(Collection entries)
__________________________________________________

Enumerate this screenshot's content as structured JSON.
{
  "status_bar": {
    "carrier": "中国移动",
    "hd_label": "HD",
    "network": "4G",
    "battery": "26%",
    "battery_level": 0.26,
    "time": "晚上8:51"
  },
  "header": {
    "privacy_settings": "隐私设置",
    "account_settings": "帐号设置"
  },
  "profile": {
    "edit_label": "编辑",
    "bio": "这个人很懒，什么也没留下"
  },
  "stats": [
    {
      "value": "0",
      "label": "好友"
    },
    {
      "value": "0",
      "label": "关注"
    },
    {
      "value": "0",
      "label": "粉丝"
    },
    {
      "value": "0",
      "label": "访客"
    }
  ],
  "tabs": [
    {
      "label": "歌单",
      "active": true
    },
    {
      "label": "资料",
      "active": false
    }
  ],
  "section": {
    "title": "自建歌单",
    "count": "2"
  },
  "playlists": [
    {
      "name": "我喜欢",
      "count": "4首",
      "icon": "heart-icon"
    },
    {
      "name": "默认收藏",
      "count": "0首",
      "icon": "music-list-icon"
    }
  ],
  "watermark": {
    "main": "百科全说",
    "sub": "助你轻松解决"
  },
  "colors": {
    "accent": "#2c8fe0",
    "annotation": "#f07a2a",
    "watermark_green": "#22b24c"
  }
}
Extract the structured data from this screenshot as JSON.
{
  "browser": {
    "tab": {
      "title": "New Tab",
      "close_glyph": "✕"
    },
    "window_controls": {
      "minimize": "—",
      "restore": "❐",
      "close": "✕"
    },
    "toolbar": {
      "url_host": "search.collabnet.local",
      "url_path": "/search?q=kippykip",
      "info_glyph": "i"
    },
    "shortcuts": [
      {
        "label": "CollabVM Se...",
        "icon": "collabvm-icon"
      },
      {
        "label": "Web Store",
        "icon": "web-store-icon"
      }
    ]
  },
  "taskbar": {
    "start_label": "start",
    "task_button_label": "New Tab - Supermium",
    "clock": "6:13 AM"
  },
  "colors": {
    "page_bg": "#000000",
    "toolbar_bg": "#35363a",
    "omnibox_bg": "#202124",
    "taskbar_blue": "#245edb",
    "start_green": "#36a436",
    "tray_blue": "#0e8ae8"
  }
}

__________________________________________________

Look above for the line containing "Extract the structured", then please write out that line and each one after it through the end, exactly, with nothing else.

Extract the structured data from this screenshot as JSON.
{
  "browser": {
    "tab": {
      "title": "New Tab",
      "close_glyph": "✕"
    },
    "window_controls": {
      "minimize": "—",
      "restore": "❐",
      "close": "✕"
    },
    "toolbar": {
      "url_host": "search.collabnet.local",
      "url_path": "/search?q=kippykip",
      "info_glyph": "i"
    },
    "shortcuts": [
      {
        "label": "CollabVM Se...",
        "icon": "collabvm-icon"
      },
      {
        "label": "Web Store",
        "icon": "web-store-icon"
      }
    ]
  },
  "taskbar": {
    "start_label": "start",
    "task_button_label": "New Tab - Supermium",
    "clock": "6:13 AM"
  },
  "colors": {
    "page_bg": "#000000",
    "toolbar_bg": "#35363a",
    "omnibox_bg": "#202124",
    "taskbar_blue": "#245edb",
    "start_green": "#36a436",
    "tray_blue": "#0e8ae8"
  }
}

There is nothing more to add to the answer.